→ **PROBLEM DETAILS**
Copy out each line featuring the string "engineering" from the entries beneath.

→ **Excerpts from a dataset**
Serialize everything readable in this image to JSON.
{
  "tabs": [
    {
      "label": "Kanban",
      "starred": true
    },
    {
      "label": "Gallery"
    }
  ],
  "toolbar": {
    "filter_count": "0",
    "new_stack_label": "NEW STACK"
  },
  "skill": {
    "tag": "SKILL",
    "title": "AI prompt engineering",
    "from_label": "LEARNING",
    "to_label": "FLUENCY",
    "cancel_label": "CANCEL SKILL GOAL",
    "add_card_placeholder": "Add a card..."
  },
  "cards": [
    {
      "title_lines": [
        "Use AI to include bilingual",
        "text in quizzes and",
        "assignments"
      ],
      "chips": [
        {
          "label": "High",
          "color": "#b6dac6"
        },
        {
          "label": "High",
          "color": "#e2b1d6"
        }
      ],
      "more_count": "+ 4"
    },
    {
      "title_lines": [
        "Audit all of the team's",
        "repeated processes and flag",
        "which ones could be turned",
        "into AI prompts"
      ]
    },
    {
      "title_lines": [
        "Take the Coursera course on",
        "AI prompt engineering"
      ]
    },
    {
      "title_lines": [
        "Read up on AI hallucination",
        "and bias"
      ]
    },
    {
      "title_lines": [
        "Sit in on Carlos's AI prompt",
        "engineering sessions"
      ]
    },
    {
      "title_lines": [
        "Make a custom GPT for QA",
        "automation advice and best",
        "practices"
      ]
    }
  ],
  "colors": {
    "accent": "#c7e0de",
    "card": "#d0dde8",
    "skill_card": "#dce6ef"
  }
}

→ **TASK RESPONSE**
    "title": "AI prompt engineering",
        "AI prompt engineering"
        "engineering sessions"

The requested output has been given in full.